WORK REQUEST. Write the data out again so that it matches word for word.

--- DATASET ENTRIES Enclosed Below ---

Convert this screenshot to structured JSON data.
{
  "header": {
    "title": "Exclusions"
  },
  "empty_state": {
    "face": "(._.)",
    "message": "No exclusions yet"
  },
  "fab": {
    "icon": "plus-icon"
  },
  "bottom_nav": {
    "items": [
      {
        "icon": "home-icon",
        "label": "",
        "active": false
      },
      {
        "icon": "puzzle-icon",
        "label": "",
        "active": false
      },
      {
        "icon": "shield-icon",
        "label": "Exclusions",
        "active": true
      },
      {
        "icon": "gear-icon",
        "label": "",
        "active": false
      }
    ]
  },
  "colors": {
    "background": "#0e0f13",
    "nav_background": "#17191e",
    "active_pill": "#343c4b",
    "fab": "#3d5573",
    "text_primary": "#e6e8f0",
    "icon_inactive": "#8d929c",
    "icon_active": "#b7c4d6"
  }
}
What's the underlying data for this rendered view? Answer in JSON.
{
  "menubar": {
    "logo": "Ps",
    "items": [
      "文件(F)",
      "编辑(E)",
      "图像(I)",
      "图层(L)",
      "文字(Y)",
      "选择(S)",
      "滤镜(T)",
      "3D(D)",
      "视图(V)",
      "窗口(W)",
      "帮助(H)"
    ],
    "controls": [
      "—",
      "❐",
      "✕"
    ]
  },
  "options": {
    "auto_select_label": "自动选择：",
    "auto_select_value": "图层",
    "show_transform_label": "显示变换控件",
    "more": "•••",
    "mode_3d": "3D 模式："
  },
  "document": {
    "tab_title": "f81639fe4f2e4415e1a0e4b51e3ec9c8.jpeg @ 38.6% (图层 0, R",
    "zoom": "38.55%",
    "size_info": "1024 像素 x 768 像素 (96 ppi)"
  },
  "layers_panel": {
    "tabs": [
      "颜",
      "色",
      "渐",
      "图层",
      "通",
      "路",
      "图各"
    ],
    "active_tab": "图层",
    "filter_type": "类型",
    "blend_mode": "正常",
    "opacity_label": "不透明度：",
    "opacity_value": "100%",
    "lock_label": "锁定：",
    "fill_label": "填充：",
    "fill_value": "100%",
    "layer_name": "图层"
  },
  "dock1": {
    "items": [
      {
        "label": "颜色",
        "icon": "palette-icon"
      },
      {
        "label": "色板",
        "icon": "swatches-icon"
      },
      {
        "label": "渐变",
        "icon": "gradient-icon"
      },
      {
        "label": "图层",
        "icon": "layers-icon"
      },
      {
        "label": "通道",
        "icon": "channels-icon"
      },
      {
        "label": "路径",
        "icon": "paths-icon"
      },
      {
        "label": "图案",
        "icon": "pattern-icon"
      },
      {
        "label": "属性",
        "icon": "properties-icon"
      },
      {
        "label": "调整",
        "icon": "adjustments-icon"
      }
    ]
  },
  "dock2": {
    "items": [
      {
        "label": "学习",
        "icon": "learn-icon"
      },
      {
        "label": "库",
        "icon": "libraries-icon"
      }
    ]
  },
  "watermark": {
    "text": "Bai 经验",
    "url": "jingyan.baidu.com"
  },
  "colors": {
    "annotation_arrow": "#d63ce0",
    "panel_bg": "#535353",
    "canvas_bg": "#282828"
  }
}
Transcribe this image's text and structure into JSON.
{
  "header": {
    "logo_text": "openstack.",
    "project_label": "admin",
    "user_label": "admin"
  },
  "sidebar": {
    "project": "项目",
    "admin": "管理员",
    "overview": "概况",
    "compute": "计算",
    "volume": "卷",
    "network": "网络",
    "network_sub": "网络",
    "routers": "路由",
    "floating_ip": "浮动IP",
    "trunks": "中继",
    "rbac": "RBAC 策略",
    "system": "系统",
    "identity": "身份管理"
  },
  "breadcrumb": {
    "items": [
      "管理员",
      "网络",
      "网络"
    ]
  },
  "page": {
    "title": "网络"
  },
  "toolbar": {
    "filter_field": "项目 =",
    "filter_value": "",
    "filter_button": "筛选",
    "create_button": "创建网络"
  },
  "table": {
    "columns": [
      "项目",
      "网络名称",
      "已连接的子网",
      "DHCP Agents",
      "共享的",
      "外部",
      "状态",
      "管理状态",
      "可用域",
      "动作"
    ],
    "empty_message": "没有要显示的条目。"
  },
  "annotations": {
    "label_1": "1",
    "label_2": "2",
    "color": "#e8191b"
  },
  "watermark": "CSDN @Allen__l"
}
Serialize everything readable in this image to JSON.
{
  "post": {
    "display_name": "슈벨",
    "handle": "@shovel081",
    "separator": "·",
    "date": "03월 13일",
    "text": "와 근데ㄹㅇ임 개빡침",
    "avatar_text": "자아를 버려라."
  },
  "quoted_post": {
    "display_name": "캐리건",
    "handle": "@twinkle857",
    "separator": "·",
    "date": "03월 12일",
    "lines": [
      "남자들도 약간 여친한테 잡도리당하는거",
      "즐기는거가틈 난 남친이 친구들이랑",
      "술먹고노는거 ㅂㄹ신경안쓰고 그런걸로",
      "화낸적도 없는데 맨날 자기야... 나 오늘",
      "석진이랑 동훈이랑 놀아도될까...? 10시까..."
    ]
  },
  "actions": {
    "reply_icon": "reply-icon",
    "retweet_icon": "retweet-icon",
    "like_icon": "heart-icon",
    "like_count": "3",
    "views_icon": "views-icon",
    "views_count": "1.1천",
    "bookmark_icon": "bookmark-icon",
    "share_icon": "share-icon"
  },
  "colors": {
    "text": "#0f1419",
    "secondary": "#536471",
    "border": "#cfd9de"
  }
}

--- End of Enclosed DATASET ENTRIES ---

SOLUTION BELOW.
Convert this screenshot to structured JSON data.
{
  "header": {
    "title": "Exclusions"
  },
  "empty_state": {
    "face": "(._.)",
    "message": "No exclusions yet"
  },
  "fab": {
    "icon": "plus-icon"
  },
  "bottom_nav": {
    "items": [
      {
        "icon": "home-icon",
        "label": "",
        "active": false
      },
      {
        "icon": "puzzle-icon",
        "label": "",
        "active": false
      },
      {
        "icon": "shield-icon",
        "label": "Exclusions",
        "active": true
      },
      {
        "icon": "gear-icon",
        "label": "",
        "active": false
      }
    ]
  },
  "colors": {
    "background": "#0e0f13",
    "nav_background": "#17191e",
    "active_pill": "#343c4b",
    "fab": "#3d5573",
    "text_primary": "#e6e8f0",
    "icon_inactive": "#8d929c",
    "icon_active": "#b7c4d6"
  }
}
What's the underlying data for this rendered view? Answer in JSON.
{
  "menubar": {
    "logo": "Ps",
    "items": [
      "文件(F)",
      "编辑(E)",
      "图像(I)",
      "图层(L)",
      "文字(Y)",
      "选择(S)",
      "滤镜(T)",
      "3D(D)",
      "视图(V)",
      "窗口(W)",
      "帮助(H)"
    ],
    "controls": [
      "—",
      "❐",
      "✕"
    ]
  },
  "options": {
    "auto_select_label": "自动选择：",
    "auto_select_value": "图层",
    "show_transform_label": "显示变换控件",
    "more": "•••",
    "mode_3d": "3D 模式："
  },
  "document": {
    "tab_title": "f81639fe4f2e4415e1a0e4b51e3ec9c8.jpeg @ 38.6% (图层 0, R",
    "zoom": "38.55%",
    "size_info": "1024 像素 x 768 像素 (96 ppi)"
  },
  "layers_panel": {
    "tabs": [
      "颜",
      "色",
      "渐",
      "图层",
      "通",
      "路",
      "图各"
    ],
    "active_tab": "图层",
    "filter_type": "类型",
    "blend_mode": "正常",
    "opacity_label": "不透明度：",
    "opacity_value": "100%",
    "lock_label": "锁定：",
    "fill_label": "填充：",
    "fill_value": "100%",
    "layer_name": "图层"
  },
  "dock1": {
    "items": [
      {
        "label": "颜色",
        "icon": "palette-icon"
      },
      {
        "label": "色板",
        "icon": "swatches-icon"
      },
      {
        "label": "渐变",
        "icon": "gradient-icon"
      },
      {
        "label": "图层",
        "icon": "layers-icon"
      },
      {
        "label": "通道",
        "icon": "channels-icon"
      },
      {
        "label": "路径",
        "icon": "paths-icon"
      },
      {
        "label": "图案",
        "icon": "pattern-icon"
      },
      {
        "label": "属性",
        "icon": "properties-icon"
      },
      {
        "label": "调整",
        "icon": "adjustments-icon"
      }
    ]
  },
  "dock2": {
    "items": [
      {
        "label": "学习",
        "icon": "learn-icon"
      },
      {
        "label": "库",
        "icon": "libraries-icon"
      }
    ]
  },
  "watermark": {
    "text": "Bai 经验",
    "url": "jingyan.baidu.com"
  },
  "colors": {
    "annotation_arrow": "#d63ce0",
    "panel_bg": "#535353",
    "canvas_bg": "#282828"
  }
}
Transcribe this image's text and structure into JSON.
{
  "header": {
    "logo_text": "openstack.",
    "project_label": "admin",
    "user_label": "admin"
  },
  "sidebar": {
    "project": "项目",
    "admin": "管理员",
    "overview": "概况",
    "compute": "计算",
    "volume": "卷",
    "network": "网络",
    "network_sub": "网络",
    "routers": "路由",
    "floating_ip": "浮动IP",
    "trunks": "中继",
    "rbac": "RBAC 策略",
    "system": "系统",
    "identity": "身份管理"
  },
  "breadcrumb": {
    "items": [
      "管理员",
      "网络",
      "网络"
    ]
  },
  "page": {
    "title": "网络"
  },
  "toolbar": {
    "filter_field": "项目 =",
    "filter_value": "",
    "filter_button": "筛选",
    "create_button": "创建网络"
  },
  "table": {
    "columns": [
      "项目",
      "网络名称",
      "已连接的子网",
      "DHCP Agents",
      "共享的",
      "外部",
      "状态",
      "管理状态",
      "可用域",
      "动作"
    ],
    "empty_message": "没有要显示的条目。"
  },
  "annotations": {
    "label_1": "1",
    "label_2": "2",
    "color": "#e8191b"
  },
  "watermark": "CSDN @Allen__l"
}
Serialize everything readable in this image to JSON.
{
  "post": {
    "display_name": "슈벨",
    "handle": "@shovel081",
    "separator": "·",
    "date": "03월 13일",
    "text": "와 근데ㄹㅇ임 개빡침",
    "avatar_text": "자아를 버려라."
  },
  "quoted_post": {
    "display_name": "캐리건",
    "handle": "@twinkle857",
    "separator": "·",
    "date": "03월 12일",
    "lines": [
      "남자들도 약간 여친한테 잡도리당하는거",
      "즐기는거가틈 난 남친이 친구들이랑",
      "술먹고노는거 ㅂㄹ신경안쓰고 그런걸로",
      "화낸적도 없는데 맨날 자기야... 나 오늘",
      "석진이랑 동훈이랑 놀아도될까...? 10시까..."
    ]
  },
  "actions": {
    "reply_icon": "reply-icon",
    "retweet_icon": "retweet-icon",
    "like_icon": "heart-icon",
    "like_count": "3",
    "views_icon": "views-icon",
    "views_count": "1.1천",
    "bookmark_icon": "bookmark-icon",
    "share_icon": "share-icon"
  },
  "colors": {
    "text": "#0f1419",
    "secondary": "#536471",
    "border": "#cfd9de"
  }
}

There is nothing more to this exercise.